Start of Extracted records
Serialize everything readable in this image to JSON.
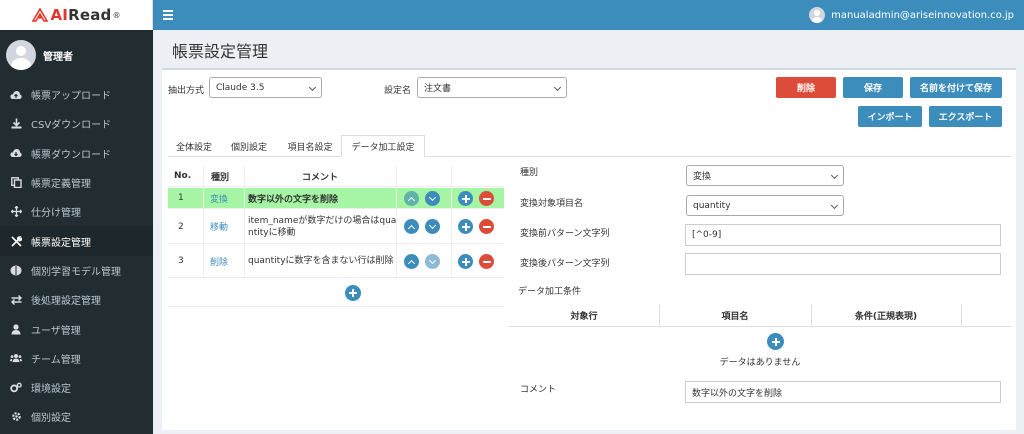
{
  "app": {
    "logo_ai": "AI",
    "logo_read": "Read",
    "logo_reg": "®"
  },
  "user": {
    "name": "管理者",
    "email": "manualadmin@ariseinnovation.co.jp"
  },
  "sidebar": {
    "items": [
      {
        "label": "帳票アップロード",
        "icon": "cloud-upload-icon"
      },
      {
        "label": "CSVダウンロード",
        "icon": "download-icon"
      },
      {
        "label": "帳票ダウンロード",
        "icon": "cloud-download-icon"
      },
      {
        "label": "帳票定義管理",
        "icon": "copy-icon"
      },
      {
        "label": "仕分け管理",
        "icon": "arrows-icon"
      },
      {
        "label": "帳票設定管理",
        "icon": "tools-icon",
        "active": true
      },
      {
        "label": "個別学習モデル管理",
        "icon": "brain-icon"
      },
      {
        "label": "後処理設定管理",
        "icon": "exchange-icon"
      },
      {
        "label": "ユーザ管理",
        "icon": "user-icon"
      },
      {
        "label": "チーム管理",
        "icon": "users-icon"
      },
      {
        "label": "環境設定",
        "icon": "cogs-icon"
      },
      {
        "label": "個別設定",
        "icon": "gear-icon"
      }
    ]
  },
  "page": {
    "title": "帳票設定管理"
  },
  "form": {
    "extract_label": "抽出方式",
    "extract_value": "Claude 3.5",
    "setting_label": "設定名",
    "setting_value": "注文書"
  },
  "buttons": {
    "delete": "削除",
    "save": "保存",
    "save_as": "名前を付けて保存",
    "import": "インポート",
    "export": "エクスポート"
  },
  "tabs": [
    "全体設定",
    "個別設定",
    "項目名設定",
    "データ加工設定"
  ],
  "rules_table": {
    "headers": {
      "no": "No.",
      "kind": "種別",
      "comment": "コメント"
    },
    "rows": [
      {
        "no": "1",
        "kind": "変換",
        "comment": "数字以外の文字を削除",
        "selected": true
      },
      {
        "no": "2",
        "kind": "移動",
        "comment": "item_nameが数字だけの場合はquantityに移動"
      },
      {
        "no": "3",
        "kind": "削除",
        "comment": "quantityに数字を含まない行は削除"
      }
    ]
  },
  "detail": {
    "kind_label": "種別",
    "kind_value": "変換",
    "target_label": "変換対象項目名",
    "target_value": "quantity",
    "before_label": "変換前パターン文字列",
    "before_value": "[^0-9]",
    "after_label": "変換後パターン文字列",
    "after_value": "",
    "conditions_label": "データ加工条件",
    "cond_headers": {
      "row": "対象行",
      "item": "項目名",
      "condition": "条件(正規表現)"
    },
    "no_data": "データはありません",
    "comment_label": "コメント",
    "comment_value": "数字以外の文字を削除"
  },
  "colors": {
    "accent": "#3c8dbc",
    "danger": "#dd4b39",
    "sidebar": "#222d32",
    "selected_row": "#a5f5a5"
  }
}
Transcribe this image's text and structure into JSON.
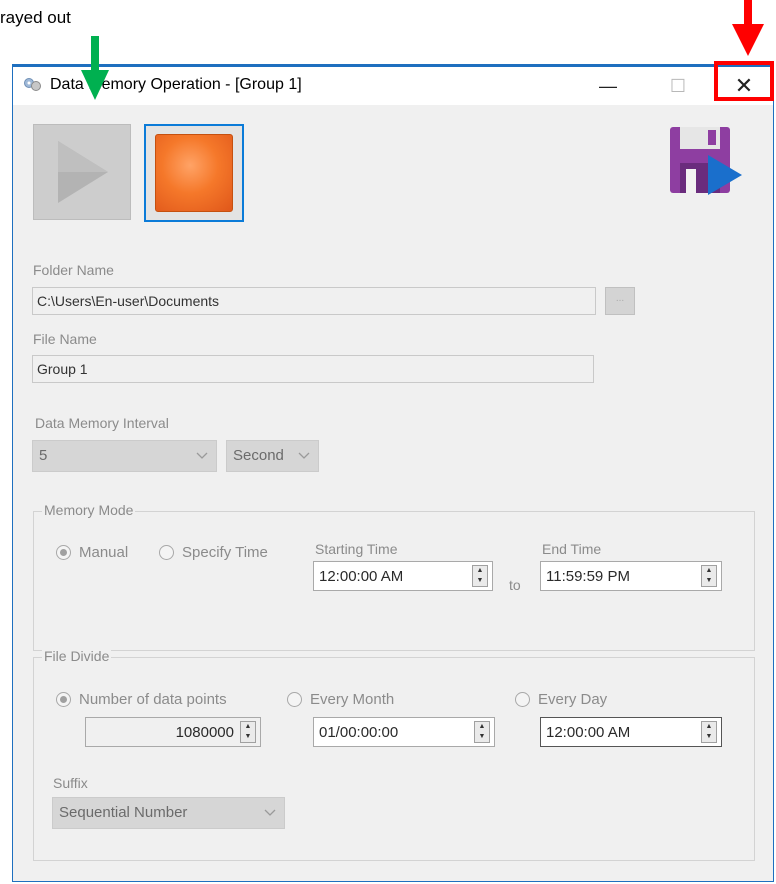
{
  "annotation": {
    "text": "rayed out"
  },
  "window": {
    "title": "Data Memory Operation - [Group 1]",
    "buttons": {
      "minimize": "—",
      "maximize": "☐",
      "close": "✕"
    },
    "accent_color": "#1e6fbf"
  },
  "toolbar": {
    "play_icon": "play-icon",
    "stop_icon": "stop-icon",
    "save_icon": "save-icon"
  },
  "form": {
    "folder_label": "Folder Name",
    "folder_value": "C:\\Users\\En-user\\Documents",
    "browse_label": "...",
    "file_label": "File Name",
    "file_value": "Group 1",
    "interval_label": "Data Memory Interval",
    "interval_value": "5",
    "interval_unit": "Second"
  },
  "memory_mode": {
    "legend": "Memory Mode",
    "manual_label": "Manual",
    "specify_label": "Specify Time",
    "selected": "Manual",
    "start_label": "Starting Time",
    "start_value": "12:00:00 AM",
    "to_label": "to",
    "end_label": "End Time",
    "end_value": "11:59:59 PM"
  },
  "file_divide": {
    "legend": "File Divide",
    "points_label": "Number of data points",
    "points_value": "1080000",
    "month_label": "Every Month",
    "month_value": "01/00:00:00",
    "day_label": "Every Day",
    "day_value": "12:00:00 AM",
    "selected": "Number of data points",
    "suffix_label": "Suffix",
    "suffix_value": "Sequential Number"
  },
  "colors": {
    "highlight_red": "#ff0000",
    "arrow_green": "#00b050",
    "stop_orange": "#f5782a"
  }
}
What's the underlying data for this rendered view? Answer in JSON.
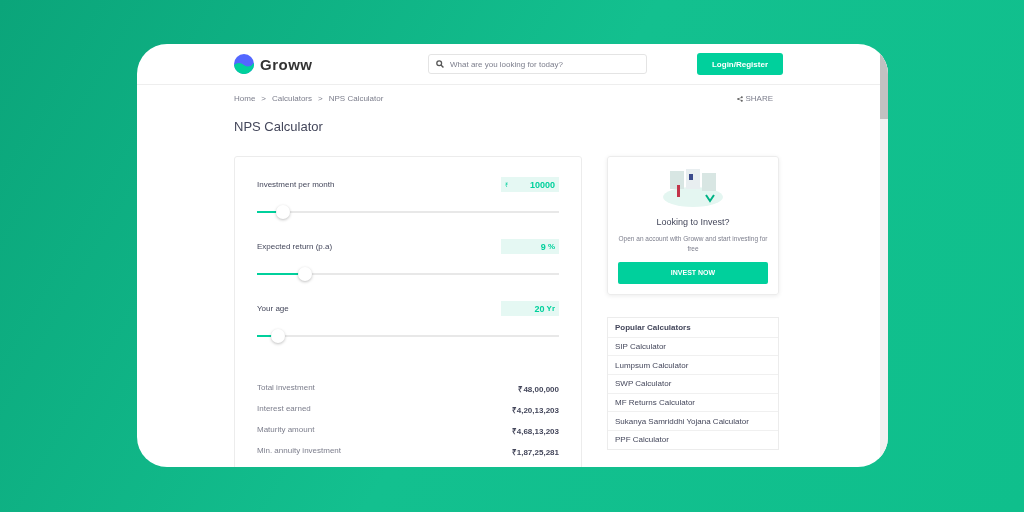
{
  "header": {
    "brand": "Groww",
    "search": {
      "placeholder": "What are you looking for today?"
    },
    "login_button": "Login/Register"
  },
  "breadcrumb": [
    "Home",
    "Calculators",
    "NPS Calculator"
  ],
  "breadcrumb_separator": ">",
  "share": "SHARE",
  "title": "NPS Calculator",
  "inputs": [
    {
      "label": "Investment per month",
      "prefix": "₹",
      "value": "10000",
      "level": 0.085
    },
    {
      "label": "Expected return (p.a)",
      "value": "9",
      "suffix": "%",
      "level": 0.16
    },
    {
      "label": "Your age",
      "value": "20",
      "suffix": "Yr",
      "level": 0.07
    }
  ],
  "results": [
    {
      "label": "Total investment",
      "value": "₹48,00,000"
    },
    {
      "label": "Interest earned",
      "value": "₹4,20,13,203"
    },
    {
      "label": "Maturity amount",
      "value": "₹4,68,13,203"
    },
    {
      "label": "Min. annuity investment",
      "value": "₹1,87,25,281"
    }
  ],
  "invest_card": {
    "heading": "Looking to Invest?",
    "text": "Open an account with Groww and start investing for free",
    "button": "INVEST NOW"
  },
  "popular": {
    "heading": "Popular Calculators",
    "items": [
      "SIP Calculator",
      "Lumpsum Calculator",
      "SWP Calculator",
      "MF Returns Calculator",
      "Sukanya Samriddhi Yojana Calculator",
      "PPF Calculator"
    ]
  }
}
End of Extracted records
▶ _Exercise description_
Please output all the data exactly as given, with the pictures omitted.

▶ _Task result_
Serialize everything readable in this image to JSON.
{
  "app": {
    "logo_ai": "AI",
    "logo_read": "Read",
    "logo_reg": "®"
  },
  "user": {
    "name": "管理者",
    "email": "manualadmin@ariseinnovation.co.jp"
  },
  "sidebar": {
    "items": [
      {
        "label": "帳票アップロード",
        "icon": "cloud-upload-icon"
      },
      {
        "label": "CSVダウンロード",
        "icon": "download-icon"
      },
      {
        "label": "帳票ダウンロード",
        "icon": "cloud-download-icon"
      },
      {
        "label": "帳票定義管理",
        "icon": "copy-icon"
      },
      {
        "label": "仕分け管理",
        "icon": "arrows-icon"
      },
      {
        "label": "帳票設定管理",
        "icon": "tools-icon",
        "active": true
      },
      {
        "label": "個別学習モデル管理",
        "icon": "brain-icon"
      },
      {
        "label": "後処理設定管理",
        "icon": "exchange-icon"
      },
      {
        "label": "ユーザ管理",
        "icon": "user-icon"
      },
      {
        "label": "チーム管理",
        "icon": "users-icon"
      },
      {
        "label": "環境設定",
        "icon": "cogs-icon"
      },
      {
        "label": "個別設定",
        "icon": "gear-icon"
      }
    ]
  },
  "page": {
    "title": "帳票設定管理"
  },
  "form": {
    "extract_label": "抽出方式",
    "extract_value": "Claude 3.5",
    "setting_label": "設定名",
    "setting_value": "注文書"
  },
  "buttons": {
    "delete": "削除",
    "save": "保存",
    "save_as": "名前を付けて保存",
    "import": "インポート",
    "export": "エクスポート"
  },
  "tabs": [
    "全体設定",
    "個別設定",
    "項目名設定",
    "データ加工設定"
  ],
  "rules_table": {
    "headers": {
      "no": "No.",
      "kind": "種別",
      "comment": "コメント"
    },
    "rows": [
      {
        "no": "1",
        "kind": "変換",
        "comment": "数字以外の文字を削除",
        "selected": true
      },
      {
        "no": "2",
        "kind": "移動",
        "comment": "item_nameが数字だけの場合はquantityに移動"
      },
      {
        "no": "3",
        "kind": "削除",
        "comment": "quantityに数字を含まない行は削除"
      }
    ]
  },
  "detail": {
    "kind_label": "種別",
    "kind_value": "変換",
    "target_label": "変換対象項目名",
    "target_value": "quantity",
    "before_label": "変換前パターン文字列",
    "before_value": "[^0-9]",
    "after_label": "変換後パターン文字列",
    "after_value": "",
    "conditions_label": "データ加工条件",
    "cond_headers": {
      "row": "対象行",
      "item": "項目名",
      "condition": "条件(正規表現)"
    },
    "no_data": "データはありません",
    "comment_label": "コメント",
    "comment_value": "数字以外の文字を削除"
  },
  "colors": {
    "accent": "#3c8dbc",
    "danger": "#dd4b39",
    "sidebar": "#222d32",
    "selected_row": "#a5f5a5"
  }
}
Transcribe this image's text and structure into JSON.
{
  "annotation": {
    "text": "rayed out"
  },
  "window": {
    "title": "Data Memory Operation - [Group 1]",
    "buttons": {
      "minimize": "—",
      "maximize": "☐",
      "close": "✕"
    },
    "accent_color": "#1e6fbf"
  },
  "toolbar": {
    "play_icon": "play-icon",
    "stop_icon": "stop-icon",
    "save_icon": "save-icon"
  },
  "form": {
    "folder_label": "Folder Name",
    "folder_value": "C:\\Users\\En-user\\Documents",
    "browse_label": "...",
    "file_label": "File Name",
    "file_value": "Group 1",
    "interval_label": "Data Memory Interval",
    "interval_value": "5",
    "interval_unit": "Second"
  },
  "memory_mode": {
    "legend": "Memory Mode",
    "manual_label": "Manual",
    "specify_label": "Specify Time",
    "selected": "Manual",
    "start_label": "Starting Time",
    "start_value": "12:00:00 AM",
    "to_label": "to",
    "end_label": "End Time",
    "end_value": "11:59:59 PM"
  },
  "file_divide": {
    "legend": "File Divide",
    "points_label": "Number of data points",
    "points_value": "1080000",
    "month_label": "Every Month",
    "month_value": "01/00:00:00",
    "day_label": "Every Day",
    "day_value": "12:00:00 AM",
    "selected": "Number of data points",
    "suffix_label": "Suffix",
    "suffix_value": "Sequential Number"
  },
  "colors": {
    "highlight_red": "#ff0000",
    "arrow_green": "#00b050",
    "stop_orange": "#f5782a"
  }
}
What's the underlying data for this rendered view? Answer in JSON.
{
  "header": {
    "brand": "Groww",
    "search": {
      "placeholder": "What are you looking for today?"
    },
    "login_button": "Login/Register"
  },
  "breadcrumb": [
    "Home",
    "Calculators",
    "NPS Calculator"
  ],
  "breadcrumb_separator": ">",
  "share": "SHARE",
  "title": "NPS Calculator",
  "inputs": [
    {
      "label": "Investment per month",
      "prefix": "₹",
      "value": "10000",
      "level": 0.085
    },
    {
      "label": "Expected return (p.a)",
      "value": "9",
      "suffix": "%",
      "level": 0.16
    },
    {
      "label": "Your age",
      "value": "20",
      "suffix": "Yr",
      "level": 0.07
    }
  ],
  "results": [
    {
      "label": "Total investment",
      "value": "₹48,00,000"
    },
    {
      "label": "Interest earned",
      "value": "₹4,20,13,203"
    },
    {
      "label": "Maturity amount",
      "value": "₹4,68,13,203"
    },
    {
      "label": "Min. annuity investment",
      "value": "₹1,87,25,281"
    }
  ],
  "invest_card": {
    "heading": "Looking to Invest?",
    "text": "Open an account with Groww and start investing for free",
    "button": "INVEST NOW"
  },
  "popular": {
    "heading": "Popular Calculators",
    "items": [
      "SIP Calculator",
      "Lumpsum Calculator",
      "SWP Calculator",
      "MF Returns Calculator",
      "Sukanya Samriddhi Yojana Calculator",
      "PPF Calculator"
    ]
  }
}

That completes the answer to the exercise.